However, the terms of the contract and licensing arrangements place the Corrib Gas Partners under no obligation to sell this gas to Ireland or specify any price range for the gas. This was clearly thrashed out in one of the first hearings by An Bord Pleanála for the Corrib Gas Infrastructure, under Inspector Kevin Moore. Mr Stanley-Smith said: "In other words, the Licence that the Irish government awarded to Shell does not compel them to sell the Gas to Ireland and sets no maximum price on the gas when they do decide to sell it to Ireland."

The only thing Stanley-Smith says that is certain, is that if the pipeline is developed in contravention of EU environmental law, Irish taxpayers will have to foot the bill for fines amounting to tens of millions of Euro for non-compliance with EU directives. This will be in addition to seeing their resource squandered through the short-sightedness of previous Governments and decisions by the like of former Minister Ray Burke. The end of Europe's leniency with Ireland's bottom of the class track-record1 on compliance and implementation with EU law is a reality and was signalled earlier this year when the Commission applied to the European Court of Justice to initiate the process of fines for specific non-compliance issues.

Mr Stanley-Smith however welcomed John FitzGerald's call for a solution to the Corrib Gas controversy and he stated that An Taisce calls for three major actions to be undertaken by the Irish Government right now, to renegotiate the licence terms -the licence agreement allows changes to 'money terms' in light of changed economic circumstances2; to see Corrib gas harvested correctly in full compliance with the law - so no taxpayer liability is incurred; to ensure future finds are not compromised at the expense of the citizens of this state. Stanley-Smith added that Minister Pat Rabbitte's responses to Dáil questions as recently as April 5th 2011 were disappointing in relation to his lack of focus on the extent of remit the existing Corrib licence allows him to re-stipulate monetary terms and conditions which would be more favourable to the benefit of the Irish citizens3.

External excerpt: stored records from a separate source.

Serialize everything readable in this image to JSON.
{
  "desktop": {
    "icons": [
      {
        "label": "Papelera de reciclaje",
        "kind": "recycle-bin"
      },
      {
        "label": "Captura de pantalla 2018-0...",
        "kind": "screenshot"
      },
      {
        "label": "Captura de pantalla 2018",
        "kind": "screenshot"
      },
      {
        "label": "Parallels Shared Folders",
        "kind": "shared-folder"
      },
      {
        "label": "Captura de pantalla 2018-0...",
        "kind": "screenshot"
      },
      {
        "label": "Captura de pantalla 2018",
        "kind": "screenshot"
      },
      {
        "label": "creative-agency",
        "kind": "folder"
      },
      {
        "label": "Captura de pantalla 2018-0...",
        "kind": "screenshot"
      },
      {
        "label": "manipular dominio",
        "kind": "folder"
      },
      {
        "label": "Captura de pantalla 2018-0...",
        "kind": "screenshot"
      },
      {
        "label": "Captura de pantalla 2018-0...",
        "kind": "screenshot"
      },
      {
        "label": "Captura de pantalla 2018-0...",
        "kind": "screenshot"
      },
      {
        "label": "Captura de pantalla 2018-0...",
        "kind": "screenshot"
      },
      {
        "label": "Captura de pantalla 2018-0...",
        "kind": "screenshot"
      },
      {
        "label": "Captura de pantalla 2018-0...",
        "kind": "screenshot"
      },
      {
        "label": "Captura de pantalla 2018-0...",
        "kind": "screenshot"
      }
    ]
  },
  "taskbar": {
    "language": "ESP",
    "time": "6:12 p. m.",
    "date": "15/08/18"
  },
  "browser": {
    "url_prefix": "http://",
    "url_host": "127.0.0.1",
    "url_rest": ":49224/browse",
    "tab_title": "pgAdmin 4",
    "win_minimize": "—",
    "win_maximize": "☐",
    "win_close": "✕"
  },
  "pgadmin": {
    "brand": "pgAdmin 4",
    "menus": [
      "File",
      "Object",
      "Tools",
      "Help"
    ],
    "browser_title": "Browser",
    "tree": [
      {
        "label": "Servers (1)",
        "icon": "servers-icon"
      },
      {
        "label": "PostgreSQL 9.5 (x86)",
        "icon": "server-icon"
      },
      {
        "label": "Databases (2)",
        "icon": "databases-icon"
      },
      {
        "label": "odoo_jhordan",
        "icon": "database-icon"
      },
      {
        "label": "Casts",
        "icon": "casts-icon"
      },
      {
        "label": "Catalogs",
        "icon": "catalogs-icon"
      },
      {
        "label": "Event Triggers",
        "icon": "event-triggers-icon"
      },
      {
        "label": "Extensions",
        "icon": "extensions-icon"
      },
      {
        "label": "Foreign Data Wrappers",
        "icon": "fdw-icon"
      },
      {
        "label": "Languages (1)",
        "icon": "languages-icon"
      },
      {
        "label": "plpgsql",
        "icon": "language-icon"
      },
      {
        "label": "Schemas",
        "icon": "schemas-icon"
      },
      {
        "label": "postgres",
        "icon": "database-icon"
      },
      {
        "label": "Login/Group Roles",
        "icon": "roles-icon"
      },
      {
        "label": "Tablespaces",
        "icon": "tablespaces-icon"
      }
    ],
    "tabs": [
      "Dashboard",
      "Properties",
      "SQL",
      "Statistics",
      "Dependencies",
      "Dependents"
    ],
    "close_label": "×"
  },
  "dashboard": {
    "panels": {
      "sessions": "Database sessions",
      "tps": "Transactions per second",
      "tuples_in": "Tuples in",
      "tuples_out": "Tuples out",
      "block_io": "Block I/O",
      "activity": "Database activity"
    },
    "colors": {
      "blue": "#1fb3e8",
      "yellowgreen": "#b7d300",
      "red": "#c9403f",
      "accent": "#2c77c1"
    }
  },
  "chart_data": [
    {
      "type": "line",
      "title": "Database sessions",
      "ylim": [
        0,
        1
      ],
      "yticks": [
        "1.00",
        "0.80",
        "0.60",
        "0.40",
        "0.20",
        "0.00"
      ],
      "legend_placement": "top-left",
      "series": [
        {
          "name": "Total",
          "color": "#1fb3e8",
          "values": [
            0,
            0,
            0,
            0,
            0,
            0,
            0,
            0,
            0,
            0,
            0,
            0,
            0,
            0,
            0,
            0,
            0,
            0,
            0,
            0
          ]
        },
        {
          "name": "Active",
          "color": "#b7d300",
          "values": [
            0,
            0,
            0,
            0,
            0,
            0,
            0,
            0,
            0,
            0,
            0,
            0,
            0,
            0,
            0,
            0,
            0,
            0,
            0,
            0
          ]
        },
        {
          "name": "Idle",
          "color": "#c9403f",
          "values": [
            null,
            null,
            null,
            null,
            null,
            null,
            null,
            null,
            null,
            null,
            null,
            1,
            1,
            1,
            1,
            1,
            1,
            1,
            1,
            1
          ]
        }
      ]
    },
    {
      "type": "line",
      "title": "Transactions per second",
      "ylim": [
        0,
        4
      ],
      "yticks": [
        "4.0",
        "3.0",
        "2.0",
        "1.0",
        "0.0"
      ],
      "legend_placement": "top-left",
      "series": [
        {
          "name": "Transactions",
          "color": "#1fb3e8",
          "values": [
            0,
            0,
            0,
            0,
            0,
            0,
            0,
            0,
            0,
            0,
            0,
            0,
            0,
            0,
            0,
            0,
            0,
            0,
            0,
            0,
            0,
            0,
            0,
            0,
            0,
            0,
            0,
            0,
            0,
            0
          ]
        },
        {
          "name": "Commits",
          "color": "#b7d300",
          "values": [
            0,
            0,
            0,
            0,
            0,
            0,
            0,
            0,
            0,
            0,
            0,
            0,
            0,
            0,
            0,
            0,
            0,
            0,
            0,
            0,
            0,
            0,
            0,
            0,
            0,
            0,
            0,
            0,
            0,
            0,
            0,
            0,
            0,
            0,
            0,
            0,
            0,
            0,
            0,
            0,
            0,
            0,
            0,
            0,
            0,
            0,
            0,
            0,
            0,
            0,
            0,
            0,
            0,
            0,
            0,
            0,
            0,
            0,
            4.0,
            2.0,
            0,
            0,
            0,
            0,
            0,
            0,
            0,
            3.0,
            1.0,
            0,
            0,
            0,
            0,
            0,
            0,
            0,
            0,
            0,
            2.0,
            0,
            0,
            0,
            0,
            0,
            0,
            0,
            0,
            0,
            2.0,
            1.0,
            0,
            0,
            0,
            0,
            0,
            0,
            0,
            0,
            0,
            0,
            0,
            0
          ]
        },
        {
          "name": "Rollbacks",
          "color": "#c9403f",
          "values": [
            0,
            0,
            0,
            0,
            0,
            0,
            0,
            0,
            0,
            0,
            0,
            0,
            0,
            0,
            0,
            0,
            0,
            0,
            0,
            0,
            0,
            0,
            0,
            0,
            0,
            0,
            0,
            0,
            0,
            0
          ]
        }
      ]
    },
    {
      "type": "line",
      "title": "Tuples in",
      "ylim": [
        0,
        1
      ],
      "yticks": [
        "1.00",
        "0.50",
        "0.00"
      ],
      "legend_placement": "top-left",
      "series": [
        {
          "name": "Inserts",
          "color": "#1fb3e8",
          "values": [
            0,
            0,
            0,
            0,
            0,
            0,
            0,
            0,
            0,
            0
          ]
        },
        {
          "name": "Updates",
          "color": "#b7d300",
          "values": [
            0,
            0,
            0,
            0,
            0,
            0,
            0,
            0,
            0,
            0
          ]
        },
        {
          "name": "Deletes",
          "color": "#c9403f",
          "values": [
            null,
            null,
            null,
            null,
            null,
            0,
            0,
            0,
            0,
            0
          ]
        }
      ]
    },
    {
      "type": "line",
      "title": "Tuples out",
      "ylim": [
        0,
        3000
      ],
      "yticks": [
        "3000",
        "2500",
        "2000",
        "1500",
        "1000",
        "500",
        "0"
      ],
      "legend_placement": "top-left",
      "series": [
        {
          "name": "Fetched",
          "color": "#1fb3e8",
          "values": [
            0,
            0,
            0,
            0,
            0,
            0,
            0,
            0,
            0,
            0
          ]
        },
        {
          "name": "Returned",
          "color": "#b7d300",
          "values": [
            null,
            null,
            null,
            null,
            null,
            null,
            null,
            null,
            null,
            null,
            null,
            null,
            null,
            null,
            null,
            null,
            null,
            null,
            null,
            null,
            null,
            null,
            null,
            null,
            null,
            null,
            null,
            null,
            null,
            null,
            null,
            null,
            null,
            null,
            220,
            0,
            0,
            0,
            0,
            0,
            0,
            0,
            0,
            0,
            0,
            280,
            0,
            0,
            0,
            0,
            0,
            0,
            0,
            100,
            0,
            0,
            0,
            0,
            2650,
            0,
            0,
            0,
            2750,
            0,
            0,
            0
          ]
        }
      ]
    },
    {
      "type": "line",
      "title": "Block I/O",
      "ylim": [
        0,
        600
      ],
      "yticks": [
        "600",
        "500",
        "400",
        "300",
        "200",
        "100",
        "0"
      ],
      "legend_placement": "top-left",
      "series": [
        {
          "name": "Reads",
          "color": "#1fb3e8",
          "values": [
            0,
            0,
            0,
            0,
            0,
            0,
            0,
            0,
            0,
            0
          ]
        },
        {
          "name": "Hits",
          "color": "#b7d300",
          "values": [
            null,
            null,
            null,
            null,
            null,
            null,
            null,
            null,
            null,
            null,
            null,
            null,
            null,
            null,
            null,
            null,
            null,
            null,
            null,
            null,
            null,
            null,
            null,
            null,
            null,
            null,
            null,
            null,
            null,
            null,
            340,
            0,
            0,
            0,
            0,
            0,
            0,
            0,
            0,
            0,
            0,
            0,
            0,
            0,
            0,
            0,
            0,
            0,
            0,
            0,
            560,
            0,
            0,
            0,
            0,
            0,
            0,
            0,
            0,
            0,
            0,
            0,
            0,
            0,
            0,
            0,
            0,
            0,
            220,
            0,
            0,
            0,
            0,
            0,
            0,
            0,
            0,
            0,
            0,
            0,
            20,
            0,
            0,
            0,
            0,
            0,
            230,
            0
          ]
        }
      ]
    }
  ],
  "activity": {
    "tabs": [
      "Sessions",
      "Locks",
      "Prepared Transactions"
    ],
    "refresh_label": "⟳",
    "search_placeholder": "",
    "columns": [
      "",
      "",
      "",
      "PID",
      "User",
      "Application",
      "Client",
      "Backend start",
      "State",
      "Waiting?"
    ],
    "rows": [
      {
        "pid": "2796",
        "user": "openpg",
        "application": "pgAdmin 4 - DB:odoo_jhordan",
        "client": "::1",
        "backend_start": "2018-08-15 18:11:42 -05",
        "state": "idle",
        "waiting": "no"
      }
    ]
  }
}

The environmental Non-Government charity, An Taisce, is pursuing a Judicial Review in the High Court of An Bord Pleanála's latest permission for the onshore pipeline in January of this year.


For further comment please contact: Charles Stanley-Smith 087 24 11 995